Ryan Perry: Past News Updates ( ▲ View most recent update )
RotoWire's Preseason Outlooks
There was no outlook written for Ryan Perry.
After another season in which Perry could not find the strike zone if his life depended on it, the Nationals decided they had nothing to lose and moved him into the rotation at Double-A and had him concentrate on pitching to contact rather than blowing pitches by people. The results were surprisingly good, but he will need to prove he can do it against tougher competition before becoming a serious candidate for the big league staff again. Even if that happens, Perry would be far down the list of potential options in the ninth inning for the Nats.
After two solid seasons to start his career, Perry took a step back in 2011. The 25-year-old reliever struggled with his control all season, resulting in two lengthy stints in the minors. Perry appeared to have righted himself during his time in the minors, but he was never able to duplicate that success in any of his callups, finishing with a 5.35 ERA, 1.622 WHIP and 24:21 K:BB ratio in 37 innings for the Tigers. The up-and-down season was enough to convince Detroit to part ways with Perry this offseason, as the hard-throwing righty was traded to the Nationals. Perry’s arm is electric enough that he should get plenty of chances to stick in the Nationals' bullpen, but he’ll have to improve his control to make much of an impact with his new squad.
Perry had some ups and downs during his sophomore season, but by year's end, he was able to show improvements from his rookie campaign. After a rough May and June, Perry was demoted to Triple-A Toledo to work on his control issues. His stint in the minors did the trick, as the 24-year-old reliever returned to the Tigers to post a 2.37 ERA and 25:9 K:BB ratio in 32 appearances after the All-Star break. Tigers manager Jim Leyland is banking on Perry establishing himself as a legit late-inning option this season, but the presence of Jose Valverde and Joaquin Benoit will limit Perry's ability to vulture too many saves. He's still considered the Tigers' closer of the future, but keeper leaguers likely will have to wait until the 2012 season at the earliest to reap any significant benefits in the saves category.

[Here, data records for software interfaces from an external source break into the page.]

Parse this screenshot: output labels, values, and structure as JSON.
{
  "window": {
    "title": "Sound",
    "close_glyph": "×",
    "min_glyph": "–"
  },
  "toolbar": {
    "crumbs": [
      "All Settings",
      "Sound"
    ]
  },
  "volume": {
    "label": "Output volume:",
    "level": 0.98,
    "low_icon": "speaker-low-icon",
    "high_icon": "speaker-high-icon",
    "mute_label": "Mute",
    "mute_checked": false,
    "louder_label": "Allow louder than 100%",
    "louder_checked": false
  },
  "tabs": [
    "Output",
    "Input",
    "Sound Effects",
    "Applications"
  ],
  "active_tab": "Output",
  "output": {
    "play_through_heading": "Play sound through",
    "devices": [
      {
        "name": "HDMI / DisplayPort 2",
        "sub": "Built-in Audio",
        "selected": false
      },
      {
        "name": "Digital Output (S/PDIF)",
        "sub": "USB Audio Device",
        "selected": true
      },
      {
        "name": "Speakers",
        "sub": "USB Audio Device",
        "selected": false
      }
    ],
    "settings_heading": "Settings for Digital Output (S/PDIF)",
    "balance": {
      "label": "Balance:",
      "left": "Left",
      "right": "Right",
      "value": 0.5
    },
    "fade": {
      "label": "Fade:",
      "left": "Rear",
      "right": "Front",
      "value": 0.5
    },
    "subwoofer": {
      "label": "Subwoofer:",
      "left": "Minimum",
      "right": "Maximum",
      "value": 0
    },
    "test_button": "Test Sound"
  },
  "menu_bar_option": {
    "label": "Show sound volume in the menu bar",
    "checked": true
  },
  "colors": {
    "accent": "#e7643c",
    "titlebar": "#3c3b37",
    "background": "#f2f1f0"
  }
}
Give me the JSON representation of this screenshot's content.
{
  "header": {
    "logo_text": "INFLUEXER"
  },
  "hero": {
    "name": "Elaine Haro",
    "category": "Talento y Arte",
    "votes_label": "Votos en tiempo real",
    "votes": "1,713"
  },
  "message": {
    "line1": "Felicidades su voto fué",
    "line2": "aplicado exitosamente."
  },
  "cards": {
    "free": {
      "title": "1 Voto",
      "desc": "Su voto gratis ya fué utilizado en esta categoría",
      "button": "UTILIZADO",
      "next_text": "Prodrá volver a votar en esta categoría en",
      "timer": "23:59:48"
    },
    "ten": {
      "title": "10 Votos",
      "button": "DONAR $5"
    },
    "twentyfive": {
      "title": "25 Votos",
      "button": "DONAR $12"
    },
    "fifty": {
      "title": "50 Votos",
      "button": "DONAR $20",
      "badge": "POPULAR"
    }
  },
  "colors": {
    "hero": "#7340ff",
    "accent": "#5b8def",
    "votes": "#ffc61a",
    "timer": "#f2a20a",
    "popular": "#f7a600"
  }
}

Perry was a surprise addition to the Tigers' final roster out of spring training last year, and after expected early-season struggles, the 23-year-old flamethrower turned into one of the Tigers' more reliable arms out of the bullpen. The big (6-foot-4, 200 pounds) right-hander used his high-90s fastball and improved slider to keep hitters off balance while picking up 60 strikeouts in 61.2 innings. He struggled with free passes (38) for most of the season, but showed improvement down the stretch. With Jose Valverde signing in the offseason, Perry will slot into an eighth-inning role, occasionally pitching in the ninth with Valverde is unavailable.
Perry, Detroit's first round pick last year, has a fastball that has been clocked as high as 98 mph, as well as a quality slider and an improving change-up. He pitched sparingly after being drafted but looked solid when he was on the mound. The Tigers expect him to move quickly and are thinking of Perry as their closer of the future. It wouldn't be surprising to see him in a Tigers uniform later this season but closing duties may be a year or two off.
Perry has a strong arm but can be somewhat erratic, and it's unclear if he's a starter or reliever at higher levels. He has a a fastball that has been clocked as high as 98, as well as a quality slider and an improving change-up. He has one of the higher ceilings of the college pitchers selected in the 2008 draft.